__TASK INSTRUCTIONS__: Repeat the records below exactly, line for line.

__DATA EXTRACTS__:
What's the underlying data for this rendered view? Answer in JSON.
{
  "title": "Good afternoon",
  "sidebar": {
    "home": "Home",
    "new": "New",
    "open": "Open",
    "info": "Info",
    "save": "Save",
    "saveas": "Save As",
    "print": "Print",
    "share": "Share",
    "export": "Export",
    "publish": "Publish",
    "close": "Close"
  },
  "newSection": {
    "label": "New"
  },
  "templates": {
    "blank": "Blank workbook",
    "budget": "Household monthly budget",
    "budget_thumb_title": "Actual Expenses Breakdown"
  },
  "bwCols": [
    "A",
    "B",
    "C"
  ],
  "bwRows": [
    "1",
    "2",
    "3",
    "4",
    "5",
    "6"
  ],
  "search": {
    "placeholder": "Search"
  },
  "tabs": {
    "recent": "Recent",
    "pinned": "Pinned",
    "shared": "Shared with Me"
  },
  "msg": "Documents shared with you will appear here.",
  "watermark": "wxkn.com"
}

__RESPONSE AREA__:
What's the underlying data for this rendered view? Answer in JSON.
{
  "title": "Good afternoon",
  "sidebar": {
    "home": "Home",
    "new": "New",
    "open": "Open",
    "info": "Info",
    "save": "Save",
    "saveas": "Save As",
    "print": "Print",
    "share": "Share",
    "export": "Export",
    "publish": "Publish",
    "close": "Close"
  },
  "newSection": {
    "label": "New"
  },
  "templates": {
    "blank": "Blank workbook",
    "budget": "Household monthly budget",
    "budget_thumb_title": "Actual Expenses Breakdown"
  },
  "bwCols": [
    "A",
    "B",
    "C"
  ],
  "bwRows": [
    "1",
    "2",
    "3",
    "4",
    "5",
    "6"
  ],
  "search": {
    "placeholder": "Search"
  },
  "tabs": {
    "recent": "Recent",
    "pinned": "Pinned",
    "shared": "Shared with Me"
  },
  "msg": "Documents shared with you will appear here.",
  "watermark": "wxkn.com"
}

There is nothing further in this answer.